Stored records:
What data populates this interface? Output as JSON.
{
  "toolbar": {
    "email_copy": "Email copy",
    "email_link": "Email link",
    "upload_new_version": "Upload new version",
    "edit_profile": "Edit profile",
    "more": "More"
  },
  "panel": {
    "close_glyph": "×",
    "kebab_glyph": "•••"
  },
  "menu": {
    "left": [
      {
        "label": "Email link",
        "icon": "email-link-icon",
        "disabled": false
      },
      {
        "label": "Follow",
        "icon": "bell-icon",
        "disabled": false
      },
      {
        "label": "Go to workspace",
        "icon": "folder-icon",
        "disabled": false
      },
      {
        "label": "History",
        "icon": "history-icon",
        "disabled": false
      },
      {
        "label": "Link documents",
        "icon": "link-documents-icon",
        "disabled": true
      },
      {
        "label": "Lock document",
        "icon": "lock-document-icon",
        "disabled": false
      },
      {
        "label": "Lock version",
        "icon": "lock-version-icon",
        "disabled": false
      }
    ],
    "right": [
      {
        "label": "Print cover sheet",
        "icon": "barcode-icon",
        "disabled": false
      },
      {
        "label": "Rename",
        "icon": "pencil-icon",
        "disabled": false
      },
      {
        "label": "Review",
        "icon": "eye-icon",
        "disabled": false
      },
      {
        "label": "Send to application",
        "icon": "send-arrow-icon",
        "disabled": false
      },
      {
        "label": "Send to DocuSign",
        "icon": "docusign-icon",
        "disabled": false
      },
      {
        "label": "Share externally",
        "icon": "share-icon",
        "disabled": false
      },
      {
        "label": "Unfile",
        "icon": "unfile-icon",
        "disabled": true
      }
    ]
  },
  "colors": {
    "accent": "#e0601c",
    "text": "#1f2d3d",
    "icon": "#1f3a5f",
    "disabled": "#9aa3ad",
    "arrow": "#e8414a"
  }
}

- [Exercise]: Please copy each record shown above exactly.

- [Task solution]:
What data populates this interface? Output as JSON.
{
  "toolbar": {
    "email_copy": "Email copy",
    "email_link": "Email link",
    "upload_new_version": "Upload new version",
    "edit_profile": "Edit profile",
    "more": "More"
  },
  "panel": {
    "close_glyph": "×",
    "kebab_glyph": "•••"
  },
  "menu": {
    "left": [
      {
        "label": "Email link",
        "icon": "email-link-icon",
        "disabled": false
      },
      {
        "label": "Follow",
        "icon": "bell-icon",
        "disabled": false
      },
      {
        "label": "Go to workspace",
        "icon": "folder-icon",
        "disabled": false
      },
      {
        "label": "History",
        "icon": "history-icon",
        "disabled": false
      },
      {
        "label": "Link documents",
        "icon": "link-documents-icon",
        "disabled": true
      },
      {
        "label": "Lock document",
        "icon": "lock-document-icon",
        "disabled": false
      },
      {
        "label": "Lock version",
        "icon": "lock-version-icon",
        "disabled": false
      }
    ],
    "right": [
      {
        "label": "Print cover sheet",
        "icon": "barcode-icon",
        "disabled": false
      },
      {
        "label": "Rename",
        "icon": "pencil-icon",
        "disabled": false
      },
      {
        "label": "Review",
        "icon": "eye-icon",
        "disabled": false
      },
      {
        "label": "Send to application",
        "icon": "send-arrow-icon",
        "disabled": false
      },
      {
        "label": "Send to DocuSign",
        "icon": "docusign-icon",
        "disabled": false
      },
      {
        "label": "Share externally",
        "icon": "share-icon",
        "disabled": false
      },
      {
        "label": "Unfile",
        "icon": "unfile-icon",
        "disabled": true
      }
    ]
  },
  "colors": {
    "accent": "#e0601c",
    "text": "#1f2d3d",
    "icon": "#1f3a5f",
    "disabled": "#9aa3ad",
    "arrow": "#e8414a"
  }
}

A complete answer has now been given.